Cabinet okays Fatah prisoner release

Won't include those with "blood on their hands"; names to be voted on later.

Prisoners 298.88 AP good (photo credit: AP)
Prisoners 298.88 AP good
(photo credit: AP)
The cabinet approved the release of 250 Fatah security prisoners on Sunday, but the actual list of names is being revised and will be brought to the ministers for approval at a later date. Those released will be members of Fatah who do not have "blood on their hands," i.e. prisoners who had not personally participated in lethal terrorist attacks.
  • Analysis: 250 freed won't help Abbas

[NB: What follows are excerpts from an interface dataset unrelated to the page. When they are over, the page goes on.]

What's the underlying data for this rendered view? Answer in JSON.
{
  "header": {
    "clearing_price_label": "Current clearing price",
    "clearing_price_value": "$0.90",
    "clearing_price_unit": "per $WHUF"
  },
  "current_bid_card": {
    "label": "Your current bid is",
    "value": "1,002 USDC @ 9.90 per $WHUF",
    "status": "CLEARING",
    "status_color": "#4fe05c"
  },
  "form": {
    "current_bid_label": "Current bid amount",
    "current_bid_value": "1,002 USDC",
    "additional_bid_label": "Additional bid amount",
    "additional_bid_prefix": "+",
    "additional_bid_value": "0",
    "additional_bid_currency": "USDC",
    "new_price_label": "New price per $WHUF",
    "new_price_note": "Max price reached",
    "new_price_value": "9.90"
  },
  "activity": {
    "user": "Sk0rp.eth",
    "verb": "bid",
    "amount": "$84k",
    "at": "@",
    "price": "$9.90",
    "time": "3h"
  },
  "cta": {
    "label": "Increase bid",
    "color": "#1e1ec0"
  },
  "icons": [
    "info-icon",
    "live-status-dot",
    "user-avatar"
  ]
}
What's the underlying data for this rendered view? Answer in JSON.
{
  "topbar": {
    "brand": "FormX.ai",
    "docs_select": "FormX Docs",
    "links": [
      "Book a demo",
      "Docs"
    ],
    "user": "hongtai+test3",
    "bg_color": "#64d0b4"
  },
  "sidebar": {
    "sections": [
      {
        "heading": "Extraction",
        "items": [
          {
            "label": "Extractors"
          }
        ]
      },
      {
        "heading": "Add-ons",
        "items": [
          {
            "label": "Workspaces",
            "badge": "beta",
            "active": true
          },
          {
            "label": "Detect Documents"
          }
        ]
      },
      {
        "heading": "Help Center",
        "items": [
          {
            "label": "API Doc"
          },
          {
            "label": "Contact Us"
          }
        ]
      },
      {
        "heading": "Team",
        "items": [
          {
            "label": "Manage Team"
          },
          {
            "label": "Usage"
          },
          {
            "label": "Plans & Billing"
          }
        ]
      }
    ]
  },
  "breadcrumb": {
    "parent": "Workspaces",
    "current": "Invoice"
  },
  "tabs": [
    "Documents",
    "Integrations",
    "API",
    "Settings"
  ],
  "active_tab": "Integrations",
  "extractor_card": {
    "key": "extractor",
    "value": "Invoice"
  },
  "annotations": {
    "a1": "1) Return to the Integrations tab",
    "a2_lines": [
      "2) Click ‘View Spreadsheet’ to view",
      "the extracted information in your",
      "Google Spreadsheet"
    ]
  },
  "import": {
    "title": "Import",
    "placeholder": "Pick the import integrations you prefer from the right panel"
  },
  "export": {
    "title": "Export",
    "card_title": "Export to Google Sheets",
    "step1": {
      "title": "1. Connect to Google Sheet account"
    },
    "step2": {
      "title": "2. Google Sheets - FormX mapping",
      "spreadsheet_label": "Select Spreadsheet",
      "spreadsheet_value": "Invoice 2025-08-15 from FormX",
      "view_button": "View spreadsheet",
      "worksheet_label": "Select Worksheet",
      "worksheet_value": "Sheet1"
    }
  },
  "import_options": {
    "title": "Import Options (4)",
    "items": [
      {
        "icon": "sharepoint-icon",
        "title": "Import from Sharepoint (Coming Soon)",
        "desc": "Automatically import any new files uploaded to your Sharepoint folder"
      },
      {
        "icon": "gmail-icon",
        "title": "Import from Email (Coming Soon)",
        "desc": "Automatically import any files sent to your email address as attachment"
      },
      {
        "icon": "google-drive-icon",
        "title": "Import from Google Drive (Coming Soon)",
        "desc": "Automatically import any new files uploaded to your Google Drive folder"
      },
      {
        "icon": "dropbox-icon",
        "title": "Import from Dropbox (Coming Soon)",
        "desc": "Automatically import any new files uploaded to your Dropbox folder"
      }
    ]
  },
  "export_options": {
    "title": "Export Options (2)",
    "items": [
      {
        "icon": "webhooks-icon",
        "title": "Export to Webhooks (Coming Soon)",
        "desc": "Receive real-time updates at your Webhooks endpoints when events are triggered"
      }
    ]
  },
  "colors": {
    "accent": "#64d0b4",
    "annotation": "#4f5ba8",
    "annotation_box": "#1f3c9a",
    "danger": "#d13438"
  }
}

  • Release criteria: No blood on hands, Fatah members Prime Minister Ehud Olmert told ministers the goodwill gesture would strengthen Palestinian moderates, including Palestinian Authority Chairman Mahmoud Abbas, encouraging them to go in the right direction, toward genuine peace talks with Israel. The prime minister said he was "convinced beyond doubt" that the release would not hurt the chances of freeing kidnapped IDF soldiers Gilad Schalit, Ehud Goldwasser and Eldad Regev. "Maybe it will even create an atmosphere that will facilitate the process of their release," he said. Olmert said prior to the cabinet vote that the decision to release detainees was made after thorough consideration and consultation with relevant factors. The four Shas ministers, Kadima's Transportation Minister Shaul Mofaz and Israel Beiteinu's Strategic Affairs Ministers Avigdor Lieberman and Tourism Minister Yitzhak Aharonovitch all voted against the release. Following the vote, Industry, Trade and Labor Minister Eli Yishai of Shas argued that if Palestinian terrorists were being released, then Jews who were sent to jail for attacks against Arabs should also be set free. Mofaz said the prisoner release would not strengthen Abbas, and he predicted that Fatah and Hamas would be talking by the end of the year. Public Security Minister Avi Dichter of Kadima opposed the release, saying none of the prisoner releases implemented over the past 13 years had resulted in any activity by the Palestinian Authority designed to reduce terrorism. Riad Malki, the information minister in Abbas's new government, said he expected the 250 prisoners to be former "military" men from Fatah-controlled security forces. "If it were in our hands to chose... we would have chosen a group that more fairly represented the body of Palestinian prisoners, from all political groups," Malki said. In Gaza, Hamas spokesman Sami Abu Zuhri said the pending release of Fatah prisoners signaled that Abbas was collaborating with Israel. "He should have refused any release unless it includes all Palestinian prisoners," he said. Olmert had ejected the list drawn up by a committee with representatives from the Justice Ministry, the IDF and the Shin Bet (Israel Security Agency) that was to have been presented to ministers at Sunday's cabinet meeting. The decision to amend the list followed criticism from Fatah officials that many of the prisoners were scheduled to be released shortly anyway.